• [What is needed] Scan the material that follows. Copy every line containing the word "data".

=-=-=-=-=

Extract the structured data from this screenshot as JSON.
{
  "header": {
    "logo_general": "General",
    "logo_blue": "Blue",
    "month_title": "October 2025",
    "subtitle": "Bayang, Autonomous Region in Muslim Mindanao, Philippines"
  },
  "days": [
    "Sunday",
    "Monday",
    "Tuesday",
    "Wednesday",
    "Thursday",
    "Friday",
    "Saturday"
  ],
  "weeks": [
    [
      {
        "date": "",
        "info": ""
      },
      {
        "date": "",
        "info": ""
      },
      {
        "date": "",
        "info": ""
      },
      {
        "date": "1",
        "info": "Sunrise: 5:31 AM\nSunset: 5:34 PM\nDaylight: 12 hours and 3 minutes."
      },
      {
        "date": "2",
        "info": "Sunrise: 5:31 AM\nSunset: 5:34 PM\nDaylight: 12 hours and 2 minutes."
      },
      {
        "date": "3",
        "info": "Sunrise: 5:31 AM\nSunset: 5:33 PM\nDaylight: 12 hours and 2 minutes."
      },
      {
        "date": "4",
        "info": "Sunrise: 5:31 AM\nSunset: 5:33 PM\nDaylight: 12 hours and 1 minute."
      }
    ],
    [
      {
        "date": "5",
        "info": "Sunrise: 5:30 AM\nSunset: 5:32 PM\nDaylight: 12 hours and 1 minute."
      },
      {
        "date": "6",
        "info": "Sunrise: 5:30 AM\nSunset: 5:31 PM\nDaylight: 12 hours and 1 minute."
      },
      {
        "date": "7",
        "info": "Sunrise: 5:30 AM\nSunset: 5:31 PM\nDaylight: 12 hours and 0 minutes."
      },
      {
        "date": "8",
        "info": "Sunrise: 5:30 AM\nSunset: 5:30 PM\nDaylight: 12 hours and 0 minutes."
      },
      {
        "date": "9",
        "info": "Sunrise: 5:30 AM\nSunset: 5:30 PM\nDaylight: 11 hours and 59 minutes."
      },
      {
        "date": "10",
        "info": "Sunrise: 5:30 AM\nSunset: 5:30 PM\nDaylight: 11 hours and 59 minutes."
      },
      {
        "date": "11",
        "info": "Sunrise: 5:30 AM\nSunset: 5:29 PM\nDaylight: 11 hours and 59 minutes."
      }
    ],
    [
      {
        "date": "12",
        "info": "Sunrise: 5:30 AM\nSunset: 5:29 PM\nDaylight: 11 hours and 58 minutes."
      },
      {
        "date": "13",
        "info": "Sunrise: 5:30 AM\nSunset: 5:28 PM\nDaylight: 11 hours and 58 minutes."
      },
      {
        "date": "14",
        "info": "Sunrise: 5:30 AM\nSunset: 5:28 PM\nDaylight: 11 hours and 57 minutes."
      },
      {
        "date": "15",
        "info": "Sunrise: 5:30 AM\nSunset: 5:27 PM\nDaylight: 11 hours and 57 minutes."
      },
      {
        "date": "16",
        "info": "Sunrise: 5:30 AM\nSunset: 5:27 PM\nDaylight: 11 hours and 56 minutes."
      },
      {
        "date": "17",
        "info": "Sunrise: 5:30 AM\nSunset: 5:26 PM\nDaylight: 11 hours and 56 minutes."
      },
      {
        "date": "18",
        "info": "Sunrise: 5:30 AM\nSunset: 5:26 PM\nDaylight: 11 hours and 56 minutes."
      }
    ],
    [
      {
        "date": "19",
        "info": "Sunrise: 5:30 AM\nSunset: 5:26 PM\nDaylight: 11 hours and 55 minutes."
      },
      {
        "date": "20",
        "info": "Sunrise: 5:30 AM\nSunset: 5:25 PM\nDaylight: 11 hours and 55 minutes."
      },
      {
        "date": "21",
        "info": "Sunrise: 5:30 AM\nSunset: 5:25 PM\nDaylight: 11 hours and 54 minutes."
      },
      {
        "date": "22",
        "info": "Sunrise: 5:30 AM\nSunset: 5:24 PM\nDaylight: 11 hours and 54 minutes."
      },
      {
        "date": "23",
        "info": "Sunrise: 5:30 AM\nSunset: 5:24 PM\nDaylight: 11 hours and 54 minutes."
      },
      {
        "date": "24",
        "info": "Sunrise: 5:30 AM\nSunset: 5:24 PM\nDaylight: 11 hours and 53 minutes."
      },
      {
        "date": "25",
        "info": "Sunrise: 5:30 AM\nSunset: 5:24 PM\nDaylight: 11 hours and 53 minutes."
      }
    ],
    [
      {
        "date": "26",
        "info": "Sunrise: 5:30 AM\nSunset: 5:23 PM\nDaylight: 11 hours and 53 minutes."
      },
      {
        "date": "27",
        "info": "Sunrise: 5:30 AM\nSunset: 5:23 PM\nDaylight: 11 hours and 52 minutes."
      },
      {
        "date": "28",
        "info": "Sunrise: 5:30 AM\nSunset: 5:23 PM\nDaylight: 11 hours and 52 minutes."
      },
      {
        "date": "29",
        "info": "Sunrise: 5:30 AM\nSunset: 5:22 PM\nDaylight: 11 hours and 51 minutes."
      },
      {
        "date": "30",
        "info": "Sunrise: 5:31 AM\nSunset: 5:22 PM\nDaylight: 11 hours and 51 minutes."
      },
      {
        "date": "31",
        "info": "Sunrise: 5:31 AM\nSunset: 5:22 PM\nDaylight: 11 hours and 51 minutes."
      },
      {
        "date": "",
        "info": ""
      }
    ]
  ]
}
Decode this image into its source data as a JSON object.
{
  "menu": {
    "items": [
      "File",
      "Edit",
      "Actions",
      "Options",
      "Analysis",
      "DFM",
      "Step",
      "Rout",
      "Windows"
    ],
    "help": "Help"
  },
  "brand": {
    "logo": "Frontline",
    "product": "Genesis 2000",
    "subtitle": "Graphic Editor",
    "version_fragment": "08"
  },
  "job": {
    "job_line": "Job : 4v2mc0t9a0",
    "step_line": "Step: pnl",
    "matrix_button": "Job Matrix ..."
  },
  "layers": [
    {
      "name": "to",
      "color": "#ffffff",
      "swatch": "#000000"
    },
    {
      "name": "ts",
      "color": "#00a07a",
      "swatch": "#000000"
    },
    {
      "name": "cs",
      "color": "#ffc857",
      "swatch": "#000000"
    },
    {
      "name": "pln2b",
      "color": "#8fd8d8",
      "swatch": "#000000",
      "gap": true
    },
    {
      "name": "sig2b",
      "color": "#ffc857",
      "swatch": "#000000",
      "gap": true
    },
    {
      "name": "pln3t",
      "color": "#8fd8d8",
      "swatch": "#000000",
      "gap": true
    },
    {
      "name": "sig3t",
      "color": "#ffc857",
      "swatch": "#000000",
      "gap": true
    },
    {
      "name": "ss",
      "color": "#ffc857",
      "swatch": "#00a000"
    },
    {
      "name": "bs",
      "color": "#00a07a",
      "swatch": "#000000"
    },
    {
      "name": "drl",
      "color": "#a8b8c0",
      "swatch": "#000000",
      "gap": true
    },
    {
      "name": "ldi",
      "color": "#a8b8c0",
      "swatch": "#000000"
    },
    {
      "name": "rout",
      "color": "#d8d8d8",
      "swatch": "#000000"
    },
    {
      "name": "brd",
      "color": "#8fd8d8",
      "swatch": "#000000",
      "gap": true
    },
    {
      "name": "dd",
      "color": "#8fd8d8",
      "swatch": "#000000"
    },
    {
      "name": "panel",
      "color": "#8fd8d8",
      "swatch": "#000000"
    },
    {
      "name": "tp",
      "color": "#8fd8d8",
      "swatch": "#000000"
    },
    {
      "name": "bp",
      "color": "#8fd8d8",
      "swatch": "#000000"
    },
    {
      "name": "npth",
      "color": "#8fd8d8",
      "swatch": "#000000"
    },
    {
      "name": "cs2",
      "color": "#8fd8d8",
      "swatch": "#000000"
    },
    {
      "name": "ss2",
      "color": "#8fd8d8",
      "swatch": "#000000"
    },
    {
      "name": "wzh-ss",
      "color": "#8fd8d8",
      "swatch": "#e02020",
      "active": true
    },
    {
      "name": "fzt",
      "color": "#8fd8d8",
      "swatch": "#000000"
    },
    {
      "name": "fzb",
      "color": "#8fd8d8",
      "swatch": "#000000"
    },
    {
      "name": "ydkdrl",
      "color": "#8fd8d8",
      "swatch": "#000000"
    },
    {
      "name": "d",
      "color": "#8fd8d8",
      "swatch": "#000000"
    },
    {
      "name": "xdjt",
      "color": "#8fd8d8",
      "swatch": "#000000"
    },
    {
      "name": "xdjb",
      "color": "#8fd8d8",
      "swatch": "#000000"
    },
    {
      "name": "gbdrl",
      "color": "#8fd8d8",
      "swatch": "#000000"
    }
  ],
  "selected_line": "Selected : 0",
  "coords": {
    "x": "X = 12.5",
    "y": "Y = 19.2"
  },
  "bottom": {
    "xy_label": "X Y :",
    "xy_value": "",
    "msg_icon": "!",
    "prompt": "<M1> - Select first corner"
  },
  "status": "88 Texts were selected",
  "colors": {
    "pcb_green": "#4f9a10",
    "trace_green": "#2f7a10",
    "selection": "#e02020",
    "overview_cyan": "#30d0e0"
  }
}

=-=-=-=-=

• [The completed task]
Extract the structured data from this screenshot as JSON.
Decode this image into its source data as a JSON object.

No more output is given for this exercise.